Fair to say the tone shifted Saturday evening, when I noticed Goodfellas was on Alibi (@TopFilmTip again, cheers guys!). We used to have a VHS rental shop in town, an easy source of entertainment when we were kids. The place closed down in the middle of my teens, to be replaced by an estate agent, the upshot of which was a fairly extensive fire sale of their catalogue – Goodfellas shot into my hands for a couple of quid, and I watched it that day.
The King of Comedy will forever remain my favourite Scorsese film, but Goodfellas runs it close. I love watching Ray Liotta’s switch from impressionable, naive kid; to menacing gangster; to strung-out, fractious drug baron, before finally ending up in his own personal prison. That ending is pitched so well, the camera tracking across cookie-cutter houses, a perfect picture of domesticity, and Liotta striding out looking totally out of place, at the same time giving a knowing smirk to camera, knowing he’s come out clean. It’s always good to see De Niro in his pomp too. Silver Linings Playbook aside his recent performances are fairly phoned in. Watching him in this, King of Comedy, Raging Bull, Casino, Taxi Driver, Heat… there’s a reason why he’s regarded as one of the best actors of all time.

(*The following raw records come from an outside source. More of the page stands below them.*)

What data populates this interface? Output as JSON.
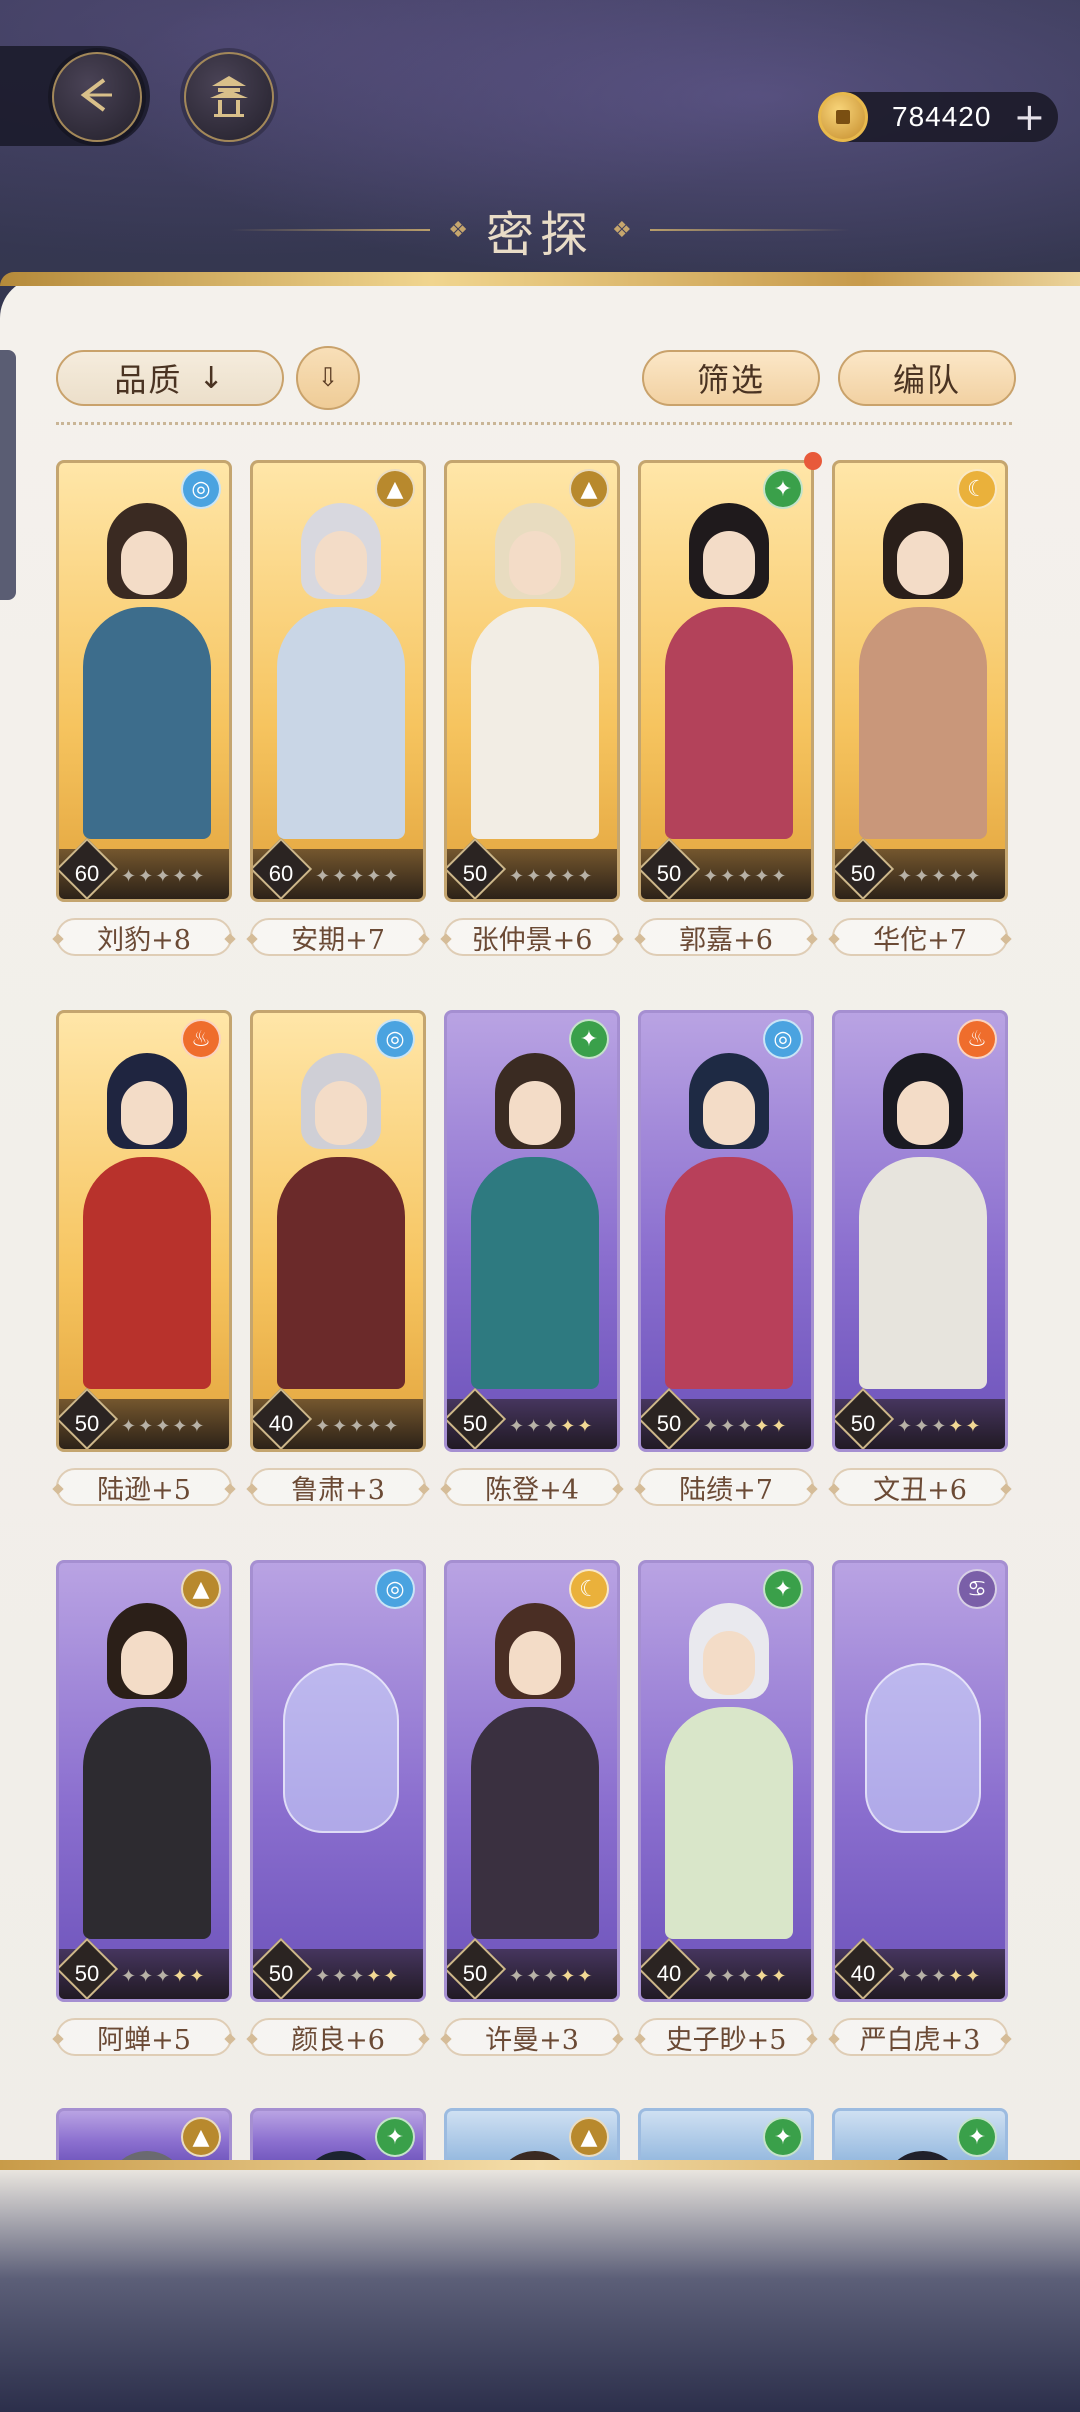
{
  "header": {
    "title": "密探",
    "currency_value": "784420",
    "currency_plus": "+",
    "back_icon": "back-arrow-icon",
    "home_icon": "pavilion-icon"
  },
  "toolbar": {
    "sort_label": "品质",
    "sort_arrow": "↓",
    "order_toggle": "⇩",
    "filter_label": "筛选",
    "team_label": "编队"
  },
  "colors": {
    "gold_frame": "#f6c45f",
    "purple_frame": "#8b6fcf",
    "blue_frame": "#8fb5dd",
    "accent": "#c9a26b"
  },
  "cards": [
    {
      "name": "刘豹+8",
      "level": "60",
      "rarity": "gold",
      "element": "water",
      "stars": 0
    },
    {
      "name": "安期+7",
      "level": "60",
      "rarity": "gold",
      "element": "mountain",
      "stars": 0
    },
    {
      "name": "张仲景+6",
      "level": "50",
      "rarity": "gold",
      "element": "mountain",
      "stars": 0
    },
    {
      "name": "郭嘉+6",
      "level": "50",
      "rarity": "gold",
      "element": "wind",
      "stars": 0,
      "new": true
    },
    {
      "name": "华佗+7",
      "level": "50",
      "rarity": "gold",
      "element": "moon",
      "stars": 0
    },
    {
      "name": "陆逊+5",
      "level": "50",
      "rarity": "gold",
      "element": "fire",
      "stars": 0
    },
    {
      "name": "鲁肃+3",
      "level": "40",
      "rarity": "gold",
      "element": "water",
      "stars": 0
    },
    {
      "name": "陈登+4",
      "level": "50",
      "rarity": "purple",
      "element": "wind",
      "stars": 2
    },
    {
      "name": "陆绩+7",
      "level": "50",
      "rarity": "purple",
      "element": "water",
      "stars": 2
    },
    {
      "name": "文丑+6",
      "level": "50",
      "rarity": "purple",
      "element": "fire",
      "stars": 2
    },
    {
      "name": "阿蝉+5",
      "level": "50",
      "rarity": "purple",
      "element": "mountain",
      "stars": 2
    },
    {
      "name": "颜良+6",
      "level": "50",
      "rarity": "purple",
      "element": "water",
      "stars": 2
    },
    {
      "name": "许曼+3",
      "level": "50",
      "rarity": "purple",
      "element": "moon",
      "stars": 2
    },
    {
      "name": "史子眇+5",
      "level": "40",
      "rarity": "purple",
      "element": "wind",
      "stars": 2
    },
    {
      "name": "严白虎+3",
      "level": "40",
      "rarity": "purple",
      "element": "crab",
      "stars": 2
    },
    {
      "name": "",
      "level": "",
      "rarity": "purple",
      "element": "mountain",
      "stars": 0
    },
    {
      "name": "",
      "level": "",
      "rarity": "purple",
      "element": "wind",
      "stars": 0
    },
    {
      "name": "",
      "level": "",
      "rarity": "blue",
      "element": "mountain",
      "stars": 0
    },
    {
      "name": "",
      "level": "",
      "rarity": "blue",
      "element": "wind",
      "stars": 0
    },
    {
      "name": "",
      "level": "",
      "rarity": "blue",
      "element": "wind",
      "stars": 0
    }
  ]
}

Saturday rolled into Sunday, the loss of an hour a mild inconvenience, and after sticking a leg of lamb in to braise I returned to my throne. Thankfully, my parents rarely delete anything off the Sky Planner, and we still had Blade Runner recorded from Christmas. I can’t think of a more visually arresting film than Blade Runner, every scene a masterpiece in lighting and composition, Ridley Scott managing to create something that perfectly harks back to old school film noir at the same time as being completely dystopian and futuristic. Rutger Hauer’s closing speech remains one of cinema’s truly iconic monologues – “All those moments lost in time, like tears in the rain.” That dove flying away was probably a bit much, mind.
I knocked the lamb out of the park, by the way. A good five hours of slow cooking left meat falling off the bone, and I took great delight in parading that bone around the house. Buttered leeks and parsnips, carrots & potatoes braised with the lamb made me feel pretty fucking pleased with myself. Crusty bread to mop everything up. Wine. You know how it goes. I let my Mum pick the Sunday night film – Still Crazy, a sweet story of a rock-band reunion, with a terrific lead performance by Bill Nighy – essentially, the role he plays in Love Actually is a reprisal of the role he plays in this.
There’s a nice turn by Bruce Robinson in the film too, as the reclusive Brian, presumed dead until the final act of the film where he is convinced to play one last show with the band. The story is pretty cornball, but there’s some great comic performances – Timothy Spall, Jimmy Nail and Billy Connolly filling out the cast – and it’s a good send up of that era of music…but to be honest, seeing Bruce Robinson just reminded me of Withnail again…think I might stick it on once Match of the Day ends. Happy Easter everyone. Cheers to Jesus and that.